AHS launching mumps info website as Alberta cases increase slightly

Click to play video: 'What is mumps?' What is mumps?
WATCH ABOVE: What is mumps? Dr. Joanna Oda, a medical officer of health with AHS, explains what the virus is, how it spreads and the symptoms – Feb 24, 2017

Six cases of mumps have been reported in the Edmonton region and four in the Calgary zone — up from three last week — according to Alberta Health Services, which is in the process of launching a website to keep the public informed about the latest uptick.

AHS said its web team is building a mumps data website intended for the media and the public to access the latest information. It was up and running Wednesday afternoon.

READ MORE: Everything you need to know about mumps and why it’s making a comeback

So far this year the Edmonton zone has seen six cases of the viral infection.

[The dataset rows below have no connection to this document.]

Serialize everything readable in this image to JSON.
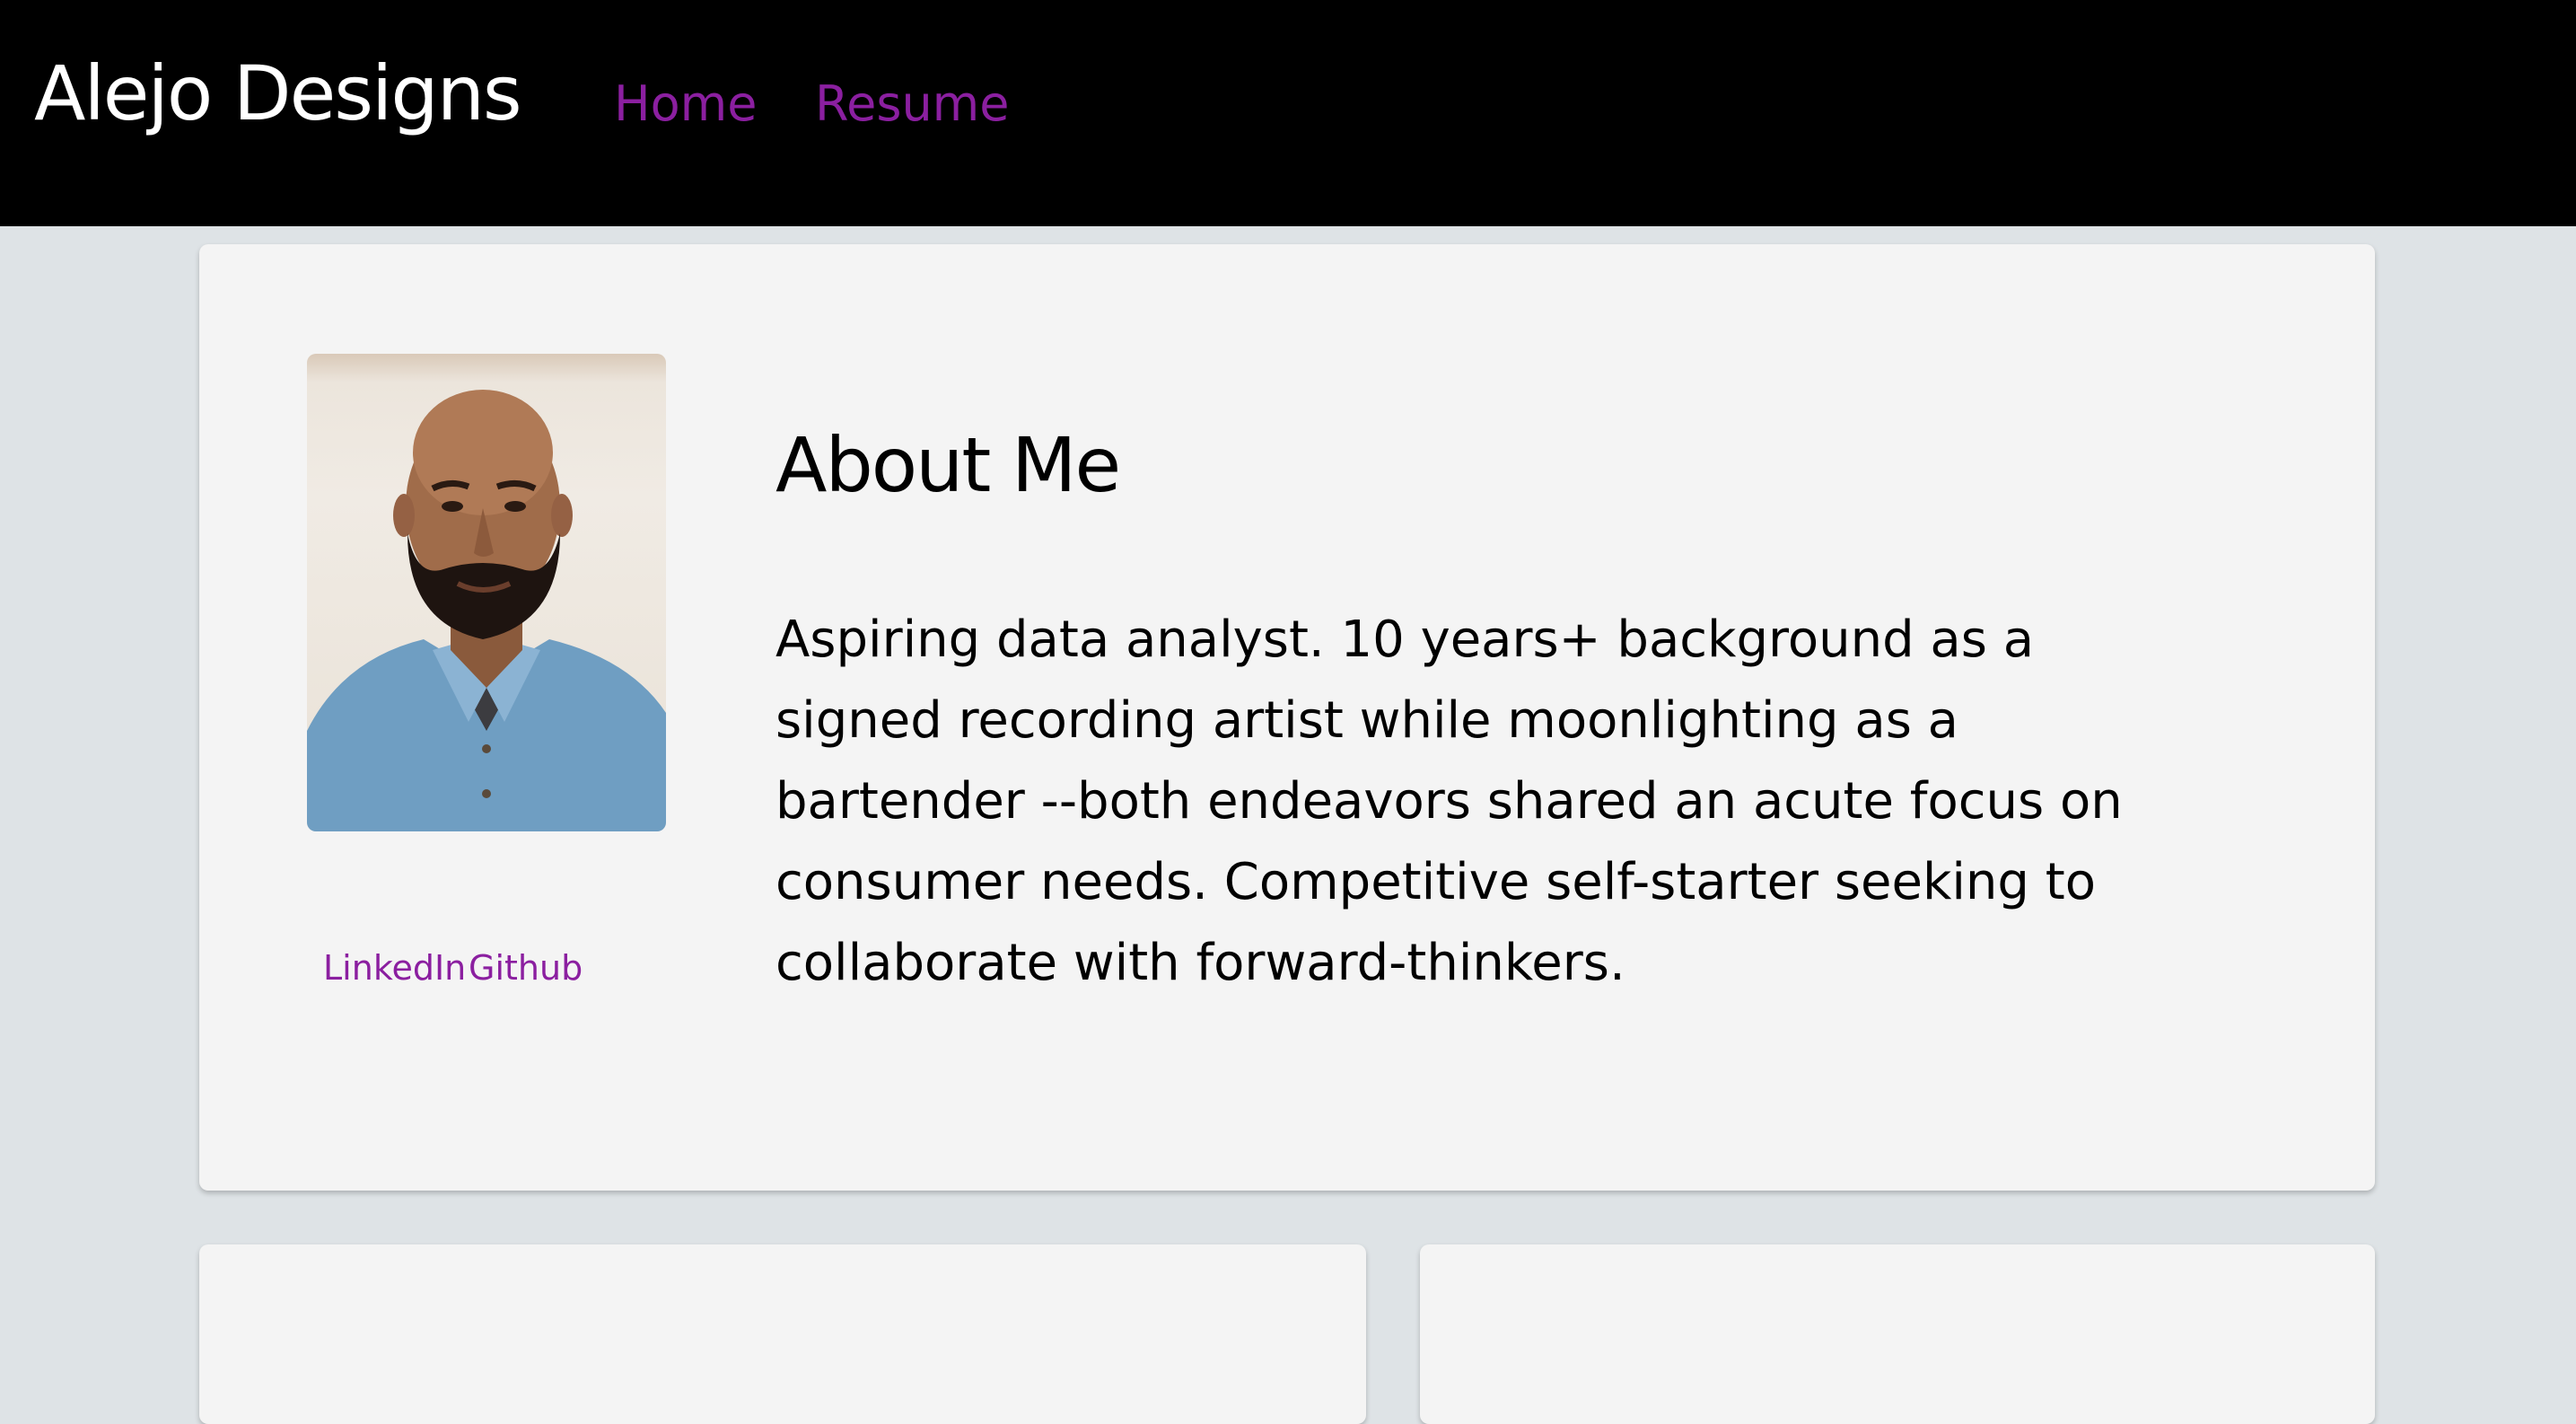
{
  "navbar": {
    "brand": "Alejo Designs",
    "links": [
      {
        "label": "Home"
      },
      {
        "label": "Resume"
      }
    ]
  },
  "about": {
    "title": "About Me",
    "description": "Aspiring data analyst. 10 years+ background as a signed recording artist while moonlighting as a bartender --both endeavors shared an acute focus on consumer needs. Competitive self-starter seeking to collaborate with forward-thinkers.",
    "social_links": [
      {
        "label": "LinkedIn"
      },
      {
        "label": "Github"
      }
    ]
  },
  "colors": {
    "navbar_bg": "#000000",
    "link": "#8b1fa0",
    "page_bg": "#dee3e6",
    "card_bg": "#f4f4f4"
  }
}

Last week, the University of Alberta said four of the cases involved students enrolled in the School of Business and they were all linked.

Last week’s advisory at the U of A came after nine cases of mumps were reported in southern Alberta, after exposure to the virus from some players for the Medicine Hat Tigers, a team in the Western Hockey League.

Story continues below advertisement

READ MORE: Western Hockey League tries to minimize spread of mumps as AHS warns of outbreak

The southern zone cases remain unchanged from last week. No cases have been detected in central and northern Alberta.

Mumps is a highly contagious viral infection. It has an incubation period of about two weeks. After that, the symptoms will kick in: fever, headache or earache, tiredness, sore muscles, dry mouth, and the trademark puffy cheeks and neck — known as parotitis.

The mumps virus is found in saliva and respiratory droplets and is spread through coughing, sneezing and coming into contact with saliva by kissing, sharing drinks, utensils, food or water bottles.

READ MORE: Why the NHL locker room is the perfect catalyst for a mumps outbreak

Mumps usually goes away in about 10 days, but, in some cases, it can cause complications that affect the brain, the testicles, the ovaries, or the pancreas.

The increase in cases has prompted both Hockey Calgary and Hockey Alberta to send memos to the organizations they govern to temporarily halt handshakes. It also recommended players not share water bottles.

READ MORE: Hockey handshakes in Alberta banned during mumps outbreak

From the Vancouver Canucks to west-end bars in Toronto, mumps outbreaks are being reported across the country.

Story continues below advertisement

In Manitoba, 176 cases have been confirmed, according to the province’s health officials. The 176 confirmed cases reported to the health department were between Sept. 1, 2016 and Feb. 24, 2017.

READ MORE: Manitoba records at least 176 confirmed cases of mumps in 6-month period

— With files from Carmen Chai, Global News

Sponsored content